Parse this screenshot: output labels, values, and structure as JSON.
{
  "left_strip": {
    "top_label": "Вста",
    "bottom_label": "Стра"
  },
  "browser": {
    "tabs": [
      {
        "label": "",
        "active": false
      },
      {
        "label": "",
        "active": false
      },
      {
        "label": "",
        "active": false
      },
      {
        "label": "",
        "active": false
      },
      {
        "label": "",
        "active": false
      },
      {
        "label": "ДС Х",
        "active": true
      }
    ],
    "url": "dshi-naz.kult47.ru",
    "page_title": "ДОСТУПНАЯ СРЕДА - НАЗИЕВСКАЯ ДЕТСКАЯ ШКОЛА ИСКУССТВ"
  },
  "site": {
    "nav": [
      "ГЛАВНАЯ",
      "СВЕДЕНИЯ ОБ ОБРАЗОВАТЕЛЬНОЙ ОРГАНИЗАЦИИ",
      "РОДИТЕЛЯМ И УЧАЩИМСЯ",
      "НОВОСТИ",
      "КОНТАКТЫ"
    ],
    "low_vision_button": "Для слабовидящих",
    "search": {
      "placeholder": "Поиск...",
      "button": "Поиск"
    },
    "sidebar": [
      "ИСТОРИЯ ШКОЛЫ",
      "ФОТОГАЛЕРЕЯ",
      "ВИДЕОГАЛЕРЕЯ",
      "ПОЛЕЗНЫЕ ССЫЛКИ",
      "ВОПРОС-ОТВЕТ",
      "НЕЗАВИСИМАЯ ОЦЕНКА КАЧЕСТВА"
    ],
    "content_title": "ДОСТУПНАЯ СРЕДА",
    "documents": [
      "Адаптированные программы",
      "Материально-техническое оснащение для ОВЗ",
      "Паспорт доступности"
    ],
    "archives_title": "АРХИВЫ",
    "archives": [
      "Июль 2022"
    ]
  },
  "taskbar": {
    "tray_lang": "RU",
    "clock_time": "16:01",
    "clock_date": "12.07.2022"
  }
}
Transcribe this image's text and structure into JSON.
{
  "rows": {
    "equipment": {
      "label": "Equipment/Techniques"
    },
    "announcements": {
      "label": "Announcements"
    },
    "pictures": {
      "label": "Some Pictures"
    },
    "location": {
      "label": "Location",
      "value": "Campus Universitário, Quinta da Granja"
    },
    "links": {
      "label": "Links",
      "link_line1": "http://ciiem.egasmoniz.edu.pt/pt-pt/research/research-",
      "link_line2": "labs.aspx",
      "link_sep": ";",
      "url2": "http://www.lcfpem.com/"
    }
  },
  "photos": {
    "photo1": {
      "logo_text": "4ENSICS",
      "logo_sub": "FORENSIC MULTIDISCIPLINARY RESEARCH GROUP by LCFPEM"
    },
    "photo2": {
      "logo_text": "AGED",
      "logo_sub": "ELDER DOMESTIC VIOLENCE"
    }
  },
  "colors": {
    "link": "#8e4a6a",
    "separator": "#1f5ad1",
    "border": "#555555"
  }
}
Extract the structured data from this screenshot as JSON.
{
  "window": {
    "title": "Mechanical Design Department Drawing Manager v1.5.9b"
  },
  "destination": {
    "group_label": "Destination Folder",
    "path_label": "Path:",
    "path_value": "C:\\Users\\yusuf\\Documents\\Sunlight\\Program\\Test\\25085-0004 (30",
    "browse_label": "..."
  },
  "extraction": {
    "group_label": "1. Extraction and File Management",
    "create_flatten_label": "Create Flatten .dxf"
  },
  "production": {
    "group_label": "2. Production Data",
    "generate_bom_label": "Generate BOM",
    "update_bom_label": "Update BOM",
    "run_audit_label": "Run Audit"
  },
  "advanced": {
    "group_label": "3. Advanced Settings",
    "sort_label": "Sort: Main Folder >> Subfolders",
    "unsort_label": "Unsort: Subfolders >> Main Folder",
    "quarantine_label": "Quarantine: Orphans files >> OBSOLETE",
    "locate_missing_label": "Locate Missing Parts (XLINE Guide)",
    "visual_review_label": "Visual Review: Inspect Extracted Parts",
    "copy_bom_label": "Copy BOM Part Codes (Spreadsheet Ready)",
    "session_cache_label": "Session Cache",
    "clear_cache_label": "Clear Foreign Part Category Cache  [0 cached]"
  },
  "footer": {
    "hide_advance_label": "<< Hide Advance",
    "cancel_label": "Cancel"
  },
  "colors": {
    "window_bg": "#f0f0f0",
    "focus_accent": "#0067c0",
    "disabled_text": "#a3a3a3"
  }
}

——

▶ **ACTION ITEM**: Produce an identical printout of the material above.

▶ **RESPONSE TO THIS TASK**:
Parse this screenshot: output labels, values, and structure as JSON.
{
  "left_strip": {
    "top_label": "Вста",
    "bottom_label": "Стра"
  },
  "browser": {
    "tabs": [
      {
        "label": "",
        "active": false
      },
      {
        "label": "",
        "active": false
      },
      {
        "label": "",
        "active": false
      },
      {
        "label": "",
        "active": false
      },
      {
        "label": "",
        "active": false
      },
      {
        "label": "ДС Х",
        "active": true
      }
    ],
    "url": "dshi-naz.kult47.ru",
    "page_title": "ДОСТУПНАЯ СРЕДА - НАЗИЕВСКАЯ ДЕТСКАЯ ШКОЛА ИСКУССТВ"
  },
  "site": {
    "nav": [
      "ГЛАВНАЯ",
      "СВЕДЕНИЯ ОБ ОБРАЗОВАТЕЛЬНОЙ ОРГАНИЗАЦИИ",
      "РОДИТЕЛЯМ И УЧАЩИМСЯ",
      "НОВОСТИ",
      "КОНТАКТЫ"
    ],
    "low_vision_button": "Для слабовидящих",
    "search": {
      "placeholder": "Поиск...",
      "button": "Поиск"
    },
    "sidebar": [
      "ИСТОРИЯ ШКОЛЫ",
      "ФОТОГАЛЕРЕЯ",
      "ВИДЕОГАЛЕРЕЯ",
      "ПОЛЕЗНЫЕ ССЫЛКИ",
      "ВОПРОС-ОТВЕТ",
      "НЕЗАВИСИМАЯ ОЦЕНКА КАЧЕСТВА"
    ],
    "content_title": "ДОСТУПНАЯ СРЕДА",
    "documents": [
      "Адаптированные программы",
      "Материально-техническое оснащение для ОВЗ",
      "Паспорт доступности"
    ],
    "archives_title": "АРХИВЫ",
    "archives": [
      "Июль 2022"
    ]
  },
  "taskbar": {
    "tray_lang": "RU",
    "clock_time": "16:01",
    "clock_date": "12.07.2022"
  }
}
Transcribe this image's text and structure into JSON.
{
  "rows": {
    "equipment": {
      "label": "Equipment/Techniques"
    },
    "announcements": {
      "label": "Announcements"
    },
    "pictures": {
      "label": "Some Pictures"
    },
    "location": {
      "label": "Location",
      "value": "Campus Universitário, Quinta da Granja"
    },
    "links": {
      "label": "Links",
      "link_line1": "http://ciiem.egasmoniz.edu.pt/pt-pt/research/research-",
      "link_line2": "labs.aspx",
      "link_sep": ";",
      "url2": "http://www.lcfpem.com/"
    }
  },
  "photos": {
    "photo1": {
      "logo_text": "4ENSICS",
      "logo_sub": "FORENSIC MULTIDISCIPLINARY RESEARCH GROUP by LCFPEM"
    },
    "photo2": {
      "logo_text": "AGED",
      "logo_sub": "ELDER DOMESTIC VIOLENCE"
    }
  },
  "colors": {
    "link": "#8e4a6a",
    "separator": "#1f5ad1",
    "border": "#555555"
  }
}
Extract the structured data from this screenshot as JSON.
{
  "window": {
    "title": "Mechanical Design Department Drawing Manager v1.5.9b"
  },
  "destination": {
    "group_label": "Destination Folder",
    "path_label": "Path:",
    "path_value": "C:\\Users\\yusuf\\Documents\\Sunlight\\Program\\Test\\25085-0004 (30",
    "browse_label": "..."
  },
  "extraction": {
    "group_label": "1. Extraction and File Management",
    "create_flatten_label": "Create Flatten .dxf"
  },
  "production": {
    "group_label": "2. Production Data",
    "generate_bom_label": "Generate BOM",
    "update_bom_label": "Update BOM",
    "run_audit_label": "Run Audit"
  },
  "advanced": {
    "group_label": "3. Advanced Settings",
    "sort_label": "Sort: Main Folder >> Subfolders",
    "unsort_label": "Unsort: Subfolders >> Main Folder",
    "quarantine_label": "Quarantine: Orphans files >> OBSOLETE",
    "locate_missing_label": "Locate Missing Parts (XLINE Guide)",
    "visual_review_label": "Visual Review: Inspect Extracted Parts",
    "copy_bom_label": "Copy BOM Part Codes (Spreadsheet Ready)",
    "session_cache_label": "Session Cache",
    "clear_cache_label": "Clear Foreign Part Category Cache  [0 cached]"
  },
  "footer": {
    "hide_advance_label": "<< Hide Advance",
    "cancel_label": "Cancel"
  },
  "colors": {
    "window_bg": "#f0f0f0",
    "focus_accent": "#0067c0",
    "disabled_text": "#a3a3a3"
  }
}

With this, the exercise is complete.